■ Task goal ■
Return all lines below containing the word "label".
Recorded data Start Marker
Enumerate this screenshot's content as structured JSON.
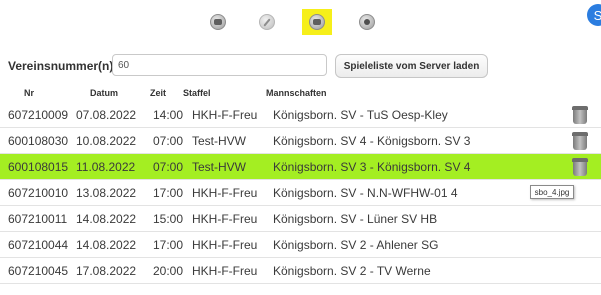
{
  "toolbar": {
    "buttons": [
      {
        "icon": "list-icon",
        "active": false
      },
      {
        "icon": "pencil-icon",
        "active": false
      },
      {
        "icon": "list-icon",
        "active": true
      },
      {
        "icon": "record-icon",
        "active": false
      }
    ],
    "active_color": "#f6ef1a",
    "corner_icon_glyph": "S"
  },
  "form": {
    "label": "Vereinsnummer(n):",
    "input_value": "60",
    "load_button": "Spieleliste vom Server laden"
  },
  "table": {
    "headers": {
      "nr": "Nr",
      "datum": "Datum",
      "zeit": "Zeit",
      "staffel": "Staffel",
      "mannschaften": "Mannschaften"
    },
    "highlight_color": "#a4ee22",
    "rows": [
      {
        "nr": "607210009",
        "datum": "07.08.2022",
        "zeit": "14:00",
        "staffel": "HKH-F-Freu",
        "mannschaften": "Königsborn. SV - TuS Oesp-Kley"
      },
      {
        "nr": "600108030",
        "datum": "10.08.2022",
        "zeit": "07:00",
        "staffel": "Test-HVW",
        "mannschaften": "Königsborn. SV 4 - Königsborn. SV 3"
      },
      {
        "nr": "600108015",
        "datum": "11.08.2022",
        "zeit": "07:00",
        "staffel": "Test-HVW",
        "mannschaften": "Königsborn. SV 3 - Königsborn. SV 4"
      },
      {
        "nr": "607210010",
        "datum": "13.08.2022",
        "zeit": "17:00",
        "staffel": "HKH-F-Freu",
        "mannschaften": "Königsborn. SV - N.N-WFHW-01 4"
      },
      {
        "nr": "607210011",
        "datum": "14.08.2022",
        "zeit": "15:00",
        "staffel": "HKH-F-Freu",
        "mannschaften": "Königsborn. SV - Lüner SV HB"
      },
      {
        "nr": "607210044",
        "datum": "14.08.2022",
        "zeit": "17:00",
        "staffel": "HKH-F-Freu",
        "mannschaften": "Königsborn. SV 2 - Ahlener SG"
      },
      {
        "nr": "607210045",
        "datum": "17.08.2022",
        "zeit": "20:00",
        "staffel": "HKH-F-Freu",
        "mannschaften": "Königsborn. SV 2 - TV Werne"
      }
    ],
    "tooltip": "sbo_4.jpg"
  }
}
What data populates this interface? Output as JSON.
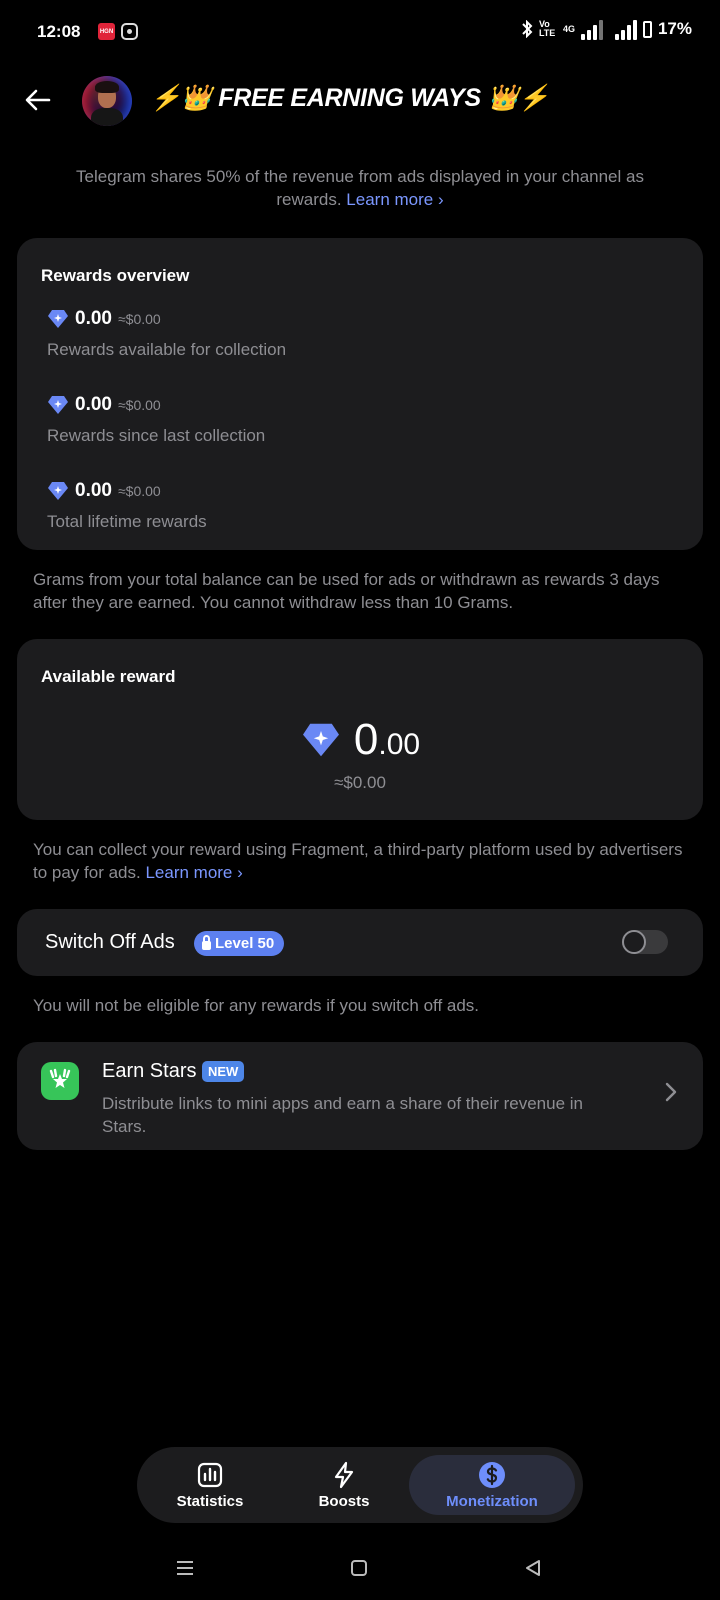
{
  "status_bar": {
    "time": "12:08",
    "app_badge_text": "HGN",
    "network_4g": "4G",
    "volte": "Vo LTE",
    "battery": "17%"
  },
  "header": {
    "title": "⚡👑 FREE EARNING WAYS 👑⚡"
  },
  "intro": {
    "text": "Telegram shares 50% of the revenue from ads displayed in your channel as rewards. ",
    "link": "Learn more ›"
  },
  "rewards_overview": {
    "title": "Rewards overview",
    "items": [
      {
        "amount": "0.00",
        "usd": "≈$0.00",
        "caption": "Rewards available for collection"
      },
      {
        "amount": "0.00",
        "usd": "≈$0.00",
        "caption": "Rewards since last collection"
      },
      {
        "amount": "0.00",
        "usd": "≈$0.00",
        "caption": "Total lifetime rewards"
      }
    ]
  },
  "grams_info": {
    "text": "Grams from your total balance can be used for ads or withdrawn as rewards 3 days after they are earned. You cannot withdraw less than 10 Grams."
  },
  "available_reward": {
    "title": "Available reward",
    "amount_int": "0",
    "amount_dec": ".00",
    "usd": "≈$0.00"
  },
  "fragment_info": {
    "text": "You can collect your reward using Fragment, a third-party platform used by advertisers to pay for ads. ",
    "link": "Learn more ›"
  },
  "switch_off_ads": {
    "label": "Switch Off Ads",
    "badge": "Level 50",
    "enabled": false
  },
  "switch_info": {
    "text": "You will not be eligible for any rewards if you switch off ads."
  },
  "earn_stars": {
    "title": "Earn Stars",
    "badge": "NEW",
    "description": "Distribute links to mini apps and earn a share of their revenue in Stars."
  },
  "tabs": [
    {
      "label": "Statistics",
      "icon": "bar-chart-icon",
      "active": false
    },
    {
      "label": "Boosts",
      "icon": "lightning-icon",
      "active": false
    },
    {
      "label": "Monetization",
      "icon": "dollar-icon",
      "active": true
    }
  ],
  "colors": {
    "accent": "#6e8efb",
    "link": "#7b97ff",
    "card": "#1c1c1e",
    "muted_text": "#8e8e93",
    "stars_green": "#37c559"
  }
}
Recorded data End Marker
■ Answer for this exercise ■
    "label": "Vereinsnummer(n):",
    "label": "Switch Off Ads",
      "label": "Statistics",
      "label": "Boosts",
      "label": "Monetization",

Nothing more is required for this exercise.